[mk_blockquote style=”quote-style” font_family=”none” text_size=”16″ align=”left”]If the only prayer I ever said was “thank you,” that would suffice. – Meister Eckhart [/mk_blockquote]
I hope you had a happy Thanksgiving day yesterday, filled with family or friends, plenty of good food and some time spent reflecting on the blessings that fill your life. I deliberately waited until today to wish you a happy Thanksgiving, because I’d like to propose a change in perspective. In addition to setting aside a day each year to specially notice and to celebrate all the good gifts with which you’ve been graced, why not follow the advice of the wise folks at our local Lutheran church and make Thanksgiving a lifestyle?
After all, there is no better way to create contentment, an open-hearted and open-handed way of being, and a feeling that you have all you really need than to count your blessings every single day. It can’t possibly be a coincidence that every faith and spiritual practice that I know of offers gratitude as a key element to living a fuller life.
On a good day, a day when things are going your way, when you got that promotion or won a contest or received a sweet letter in the mail, this is super easy to do. Not only is it easy, but it will leave you with such a profound sense of good fortune that it is almost impossible to resist the urge to share it with others. Whether this is done by way of scattering smiles and kind words wherever you go, or by making an out of the blue donation to a charity you believe in or by taking time out to help a friend or even a stranger in need, your sense of the richness of life will only increase with each act of generosity.
On a bad day, a day when things aren’t going at all your way, when you had a fender-bender, or the dog got sick or you’re just feeling blue, this is a little less easy to do. But on days like this, the practice of counting your blessings is even more powerful. For even on a day when it feels like everything is going awry, there are blessings to count. The warm sun on your face as you wait for the insurance adjustor to arrive. The fact that you have a vet who you trust implicitly. The presence of a friend or neighbor or therapist or priest who is ready and willing to let you cry on his shoulder. The knowledge that tomorrow will be a new day (it always is) filled with new possibilities and new hope.
Gratitude can be counter-intuitive. It almost goes without saying that when you’re frustrated or even angry with someone, finding something to thank them for is typically not a knee-jerk reaction. That said, digging deep and doing just this (even if all you say is, “Thank you for your time. I don’t think this is the right moment for us to figure this out.”) can diffuse the situation – both between the two of you and within yourself. By expressing some gratitude, you give the other person the gift of not having a temper tantrum in their presence or at their expense. At the same time, you give yourself the gift of some time to cool off and to better see possible options.

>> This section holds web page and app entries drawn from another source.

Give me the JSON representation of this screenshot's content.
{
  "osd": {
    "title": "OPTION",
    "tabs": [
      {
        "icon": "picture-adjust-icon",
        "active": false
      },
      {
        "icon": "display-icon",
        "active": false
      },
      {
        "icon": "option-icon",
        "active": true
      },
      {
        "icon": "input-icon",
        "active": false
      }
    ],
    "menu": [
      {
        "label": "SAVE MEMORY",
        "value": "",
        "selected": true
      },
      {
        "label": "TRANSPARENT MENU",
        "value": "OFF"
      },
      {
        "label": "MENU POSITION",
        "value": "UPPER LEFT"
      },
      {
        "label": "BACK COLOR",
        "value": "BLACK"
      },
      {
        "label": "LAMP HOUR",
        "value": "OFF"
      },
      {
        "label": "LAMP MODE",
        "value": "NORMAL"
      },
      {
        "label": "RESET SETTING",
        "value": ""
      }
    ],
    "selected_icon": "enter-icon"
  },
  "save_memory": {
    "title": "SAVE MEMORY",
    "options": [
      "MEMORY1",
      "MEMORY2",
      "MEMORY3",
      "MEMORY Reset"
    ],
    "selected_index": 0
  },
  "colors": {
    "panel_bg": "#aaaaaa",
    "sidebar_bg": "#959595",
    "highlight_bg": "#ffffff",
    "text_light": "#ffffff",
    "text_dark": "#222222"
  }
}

You get the chance to live more like the person you want to be.
Gratitude can give you a surprising infusion of strength. When you’re being challenged – even to the point where you’re certain you’ll fail – gratitude is, oddly, the answer. Looking back on life, I suspect you’ll find that your challenges have made you who you are. While hard to do in the moment of your struggle, remembering this can help you rise to meet your current challenge. Taking a deep breath and saying an inner “thank you” for the chance to work at the edges of your abilities, the opportunity to stretch yourself in ways you never dreamed of stretching and the occasion to grow and change can give you the staying power and even inspiration to see your way through whatever you’re experiencing.
Gratitude can flip your perspective. When your children are irritating you, making a little list of all the ways they make you smile can entirely shift your mood. When your to-do list at work feels endless, a moment reflecting on how fortunate you are to have your job can help you see the forest for the trees. Even when you don’t feel grateful at all for your situation, gratitude is the answer. If your child has been diagnosed with a chronic illness or your parent is sinking into dementia or your friend’s marriage is disintegrating it is possible to find something to give thanks for. Even if these things feel tiny, as if you’re grasping at straws – possible advances in medicine, the loving caregivers at the care center where your dad is now living, the support your friend feels from his church – refocusing on these small blessings is enough to brighten even the darkest moments just enough that you can take your next step.
Living a life of gratitude is a choice and it can take some practice. Honestly, it can take some hard work. But, as we all know, the more we practice anything, the more natural it begins to feel. And when we’re talking about something as life-changing as creating a grateful life, I think we can agree that it’s easy to choose to do the work.
[mk_blockquote style=”quote-style” font_family=”none” text_size=”16″ align=”left”]If you want to turn your life around, try thankfulness. It will change your life mightily. – Gerald Good[/mk_blockquote]